__TASK PROMPT__. Each line below needs to be returned exactly. Skip any picture.

__RECORDS FOR PROCESSING__.
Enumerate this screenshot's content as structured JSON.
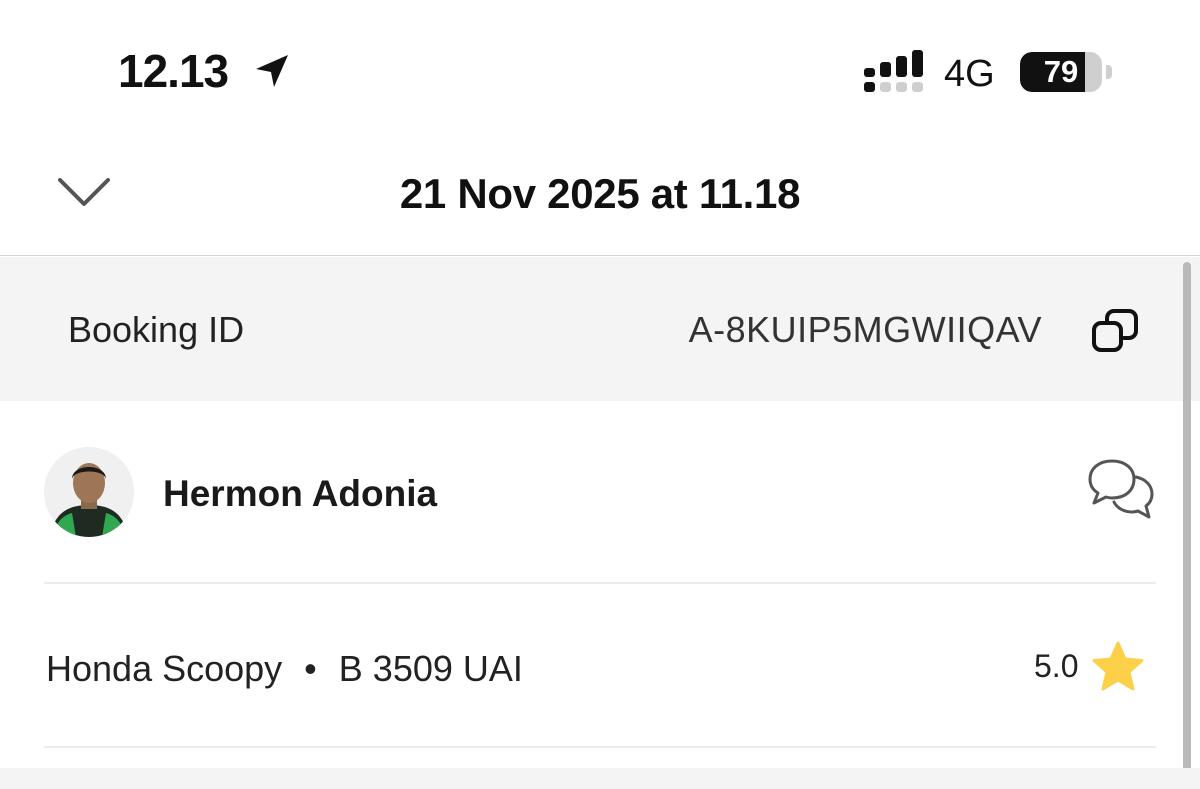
{
  "status_bar": {
    "time": "12.13",
    "network": "4G",
    "battery": "79",
    "battery_level": 0.79,
    "icons": [
      "location-arrow-icon",
      "cellular-signal-icon"
    ]
  },
  "header": {
    "title": "21 Nov 2025 at 11.18",
    "icon": "chevron-down-icon"
  },
  "booking": {
    "label": "Booking ID",
    "id": "A-8KUIP5MGWIIQAV",
    "icon": "copy-icon"
  },
  "driver": {
    "name": "Hermon Adonia",
    "icon": "chat-bubbles-icon"
  },
  "vehicle": {
    "model": "Honda Scoopy",
    "separator": "•",
    "plate": "B 3509 UAI",
    "rating": "5.0",
    "rating_icon": "star-icon",
    "colors": {
      "star": "#fdd04a"
    }
  }
}
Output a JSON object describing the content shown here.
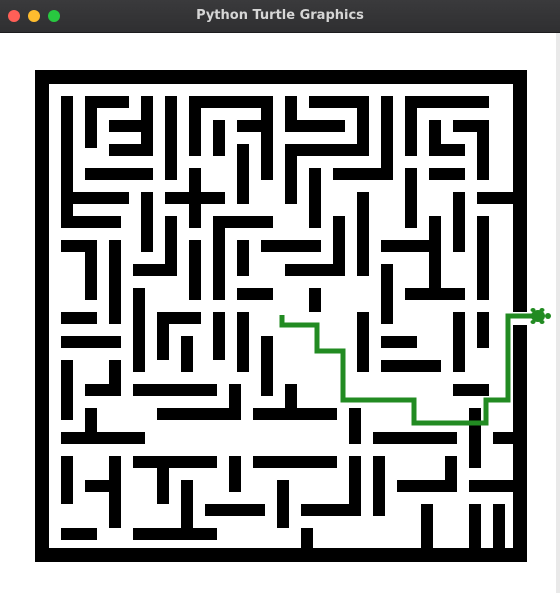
{
  "window": {
    "title": "Python Turtle Graphics",
    "buttons": [
      "close",
      "minimize",
      "zoom"
    ]
  },
  "canvas": {
    "background": "#ffffff",
    "maze_color": "#000000",
    "path_color": "#228b22",
    "turtle_icon": "turtle-icon"
  }
}
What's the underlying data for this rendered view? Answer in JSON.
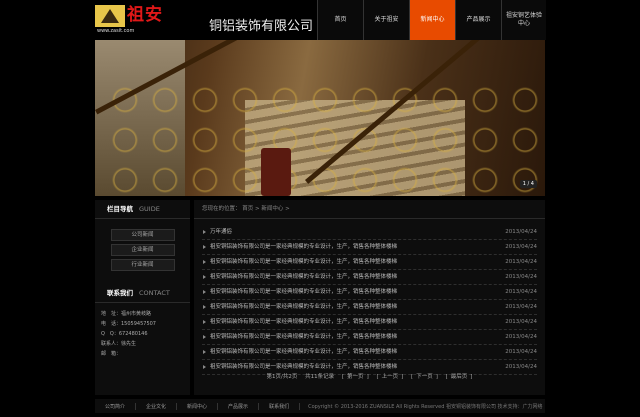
{
  "brand": {
    "logo_text": "祖安",
    "url": "www.zasit.com",
    "company_name": "铜铝装饰有限公司"
  },
  "nav": [
    {
      "label": "首页",
      "active": false
    },
    {
      "label": "关于祖安",
      "active": false
    },
    {
      "label": "新闻中心",
      "active": true
    },
    {
      "label": "产品展示",
      "active": false
    },
    {
      "label": "祖安铜艺体验中心",
      "active": false
    }
  ],
  "banner": {
    "pager": "1 / 4"
  },
  "sidebar": {
    "guide_title": "栏目导航",
    "guide_en": "GUIDE",
    "items": [
      "公司新闻",
      "企业新闻",
      "行业新闻"
    ],
    "contact_title": "联系我们",
    "contact_en": "CONTACT",
    "contact_rows": [
      "地　址：福州市黄岐路",
      "电　话：15059457507",
      "Q　Q：672480146",
      "联系人：徐先生",
      "邮　箱："
    ]
  },
  "content": {
    "breadcrumb": "您现在的位置： 首页 > 新闻中心 >",
    "news": [
      {
        "title": "万年通俗",
        "date": "2013/04/24"
      },
      {
        "title": "祖安铜铝装饰有限公司是一家经典规模的专业设计，生产，销售各种整体楼梯",
        "date": "2013/04/24"
      },
      {
        "title": "祖安铜铝装饰有限公司是一家经典规模的专业设计，生产，销售各种整体楼梯",
        "date": "2013/04/24"
      },
      {
        "title": "祖安铜铝装饰有限公司是一家经典规模的专业设计，生产，销售各种整体楼梯",
        "date": "2013/04/24"
      },
      {
        "title": "祖安铜铝装饰有限公司是一家经典规模的专业设计，生产，销售各种整体楼梯",
        "date": "2013/04/24"
      },
      {
        "title": "祖安铜铝装饰有限公司是一家经典规模的专业设计，生产，销售各种整体楼梯",
        "date": "2013/04/24"
      },
      {
        "title": "祖安铜铝装饰有限公司是一家经典规模的专业设计，生产，销售各种整体楼梯",
        "date": "2013/04/24"
      },
      {
        "title": "祖安铜铝装饰有限公司是一家经典规模的专业设计，生产，销售各种整体楼梯",
        "date": "2013/04/24"
      },
      {
        "title": "祖安铜铝装饰有限公司是一家经典规模的专业设计，生产，销售各种整体楼梯",
        "date": "2013/04/24"
      },
      {
        "title": "祖安铜铝装饰有限公司是一家经典规模的专业设计，生产，销售各种整体楼梯",
        "date": "2013/04/24"
      }
    ],
    "pagination": {
      "page_info": "第1页/共2页",
      "total": "共11条记录",
      "first": "第一页",
      "prev": "上一页",
      "next": "下一页",
      "last": "最后页"
    }
  },
  "footer": {
    "links": [
      "公司简介",
      "企业文化",
      "新闻中心",
      "产品展示",
      "联系我们"
    ],
    "copyright": "Copyright © 2013-2016 ZUANSILE All Rights Reserved 祖安铜铝装饰有限公司 技术支持：广力网络"
  }
}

__EXERCISE RESULT__.
Enumerate this screenshot's content as structured JSON.
{
  "status_bar": {
    "time": "12.13",
    "network": "4G",
    "battery": "79",
    "battery_level": 0.79,
    "icons": [
      "location-arrow-icon",
      "cellular-signal-icon"
    ]
  },
  "header": {
    "title": "21 Nov 2025 at 11.18",
    "icon": "chevron-down-icon"
  },
  "booking": {
    "label": "Booking ID",
    "id": "A-8KUIP5MGWIIQAV",
    "icon": "copy-icon"
  },
  "driver": {
    "name": "Hermon Adonia",
    "icon": "chat-bubbles-icon"
  },
  "vehicle": {
    "model": "Honda Scoopy",
    "separator": "•",
    "plate": "B 3509 UAI",
    "rating": "5.0",
    "rating_icon": "star-icon",
    "colors": {
      "star": "#fdd04a"
    }
  }
}
Output a JSON object describing the content shown here.
{
  "window": {
    "title": "Python Turtle Graphics",
    "buttons": [
      "close",
      "minimize",
      "zoom"
    ]
  },
  "canvas": {
    "background": "#ffffff",
    "maze_color": "#000000",
    "path_color": "#228b22",
    "turtle_icon": "turtle-icon"
  }
}
What's the underlying data for this rendered view? Answer in JSON.
{
  "brand": {
    "logo_text": "祖安",
    "url": "www.zasit.com",
    "company_name": "铜铝装饰有限公司"
  },
  "nav": [
    {
      "label": "首页",
      "active": false
    },
    {
      "label": "关于祖安",
      "active": false
    },
    {
      "label": "新闻中心",
      "active": true
    },
    {
      "label": "产品展示",
      "active": false
    },
    {
      "label": "祖安铜艺体验中心",
      "active": false
    }
  ],
  "banner": {
    "pager": "1 / 4"
  },
  "sidebar": {
    "guide_title": "栏目导航",
    "guide_en": "GUIDE",
    "items": [
      "公司新闻",
      "企业新闻",
      "行业新闻"
    ],
    "contact_title": "联系我们",
    "contact_en": "CONTACT",
    "contact_rows": [
      "地　址：福州市黄岐路",
      "电　话：15059457507",
      "Q　Q：672480146",
      "联系人：徐先生",
      "邮　箱："
    ]
  },
  "content": {
    "breadcrumb": "您现在的位置： 首页 > 新闻中心 >",
    "news": [
      {
        "title": "万年通俗",
        "date": "2013/04/24"
      },
      {
        "title": "祖安铜铝装饰有限公司是一家经典规模的专业设计，生产，销售各种整体楼梯",
        "date": "2013/04/24"
      },
      {
        "title": "祖安铜铝装饰有限公司是一家经典规模的专业设计，生产，销售各种整体楼梯",
        "date": "2013/04/24"
      },
      {
        "title": "祖安铜铝装饰有限公司是一家经典规模的专业设计，生产，销售各种整体楼梯",
        "date": "2013/04/24"
      },
      {
        "title": "祖安铜铝装饰有限公司是一家经典规模的专业设计，生产，销售各种整体楼梯",
        "date": "2013/04/24"
      },
      {
        "title": "祖安铜铝装饰有限公司是一家经典规模的专业设计，生产，销售各种整体楼梯",
        "date": "2013/04/24"
      },
      {
        "title": "祖安铜铝装饰有限公司是一家经典规模的专业设计，生产，销售各种整体楼梯",
        "date": "2013/04/24"
      },
      {
        "title": "祖安铜铝装饰有限公司是一家经典规模的专业设计，生产，销售各种整体楼梯",
        "date": "2013/04/24"
      },
      {
        "title": "祖安铜铝装饰有限公司是一家经典规模的专业设计，生产，销售各种整体楼梯",
        "date": "2013/04/24"
      },
      {
        "title": "祖安铜铝装饰有限公司是一家经典规模的专业设计，生产，销售各种整体楼梯",
        "date": "2013/04/24"
      }
    ],
    "pagination": {
      "page_info": "第1页/共2页",
      "total": "共11条记录",
      "first": "第一页",
      "prev": "上一页",
      "next": "下一页",
      "last": "最后页"
    }
  },
  "footer": {
    "links": [
      "公司简介",
      "企业文化",
      "新闻中心",
      "产品展示",
      "联系我们"
    ],
    "copyright": "Copyright © 2013-2016 ZUANSILE All Rights Reserved 祖安铜铝装饰有限公司 技术支持：广力网络"
  }
}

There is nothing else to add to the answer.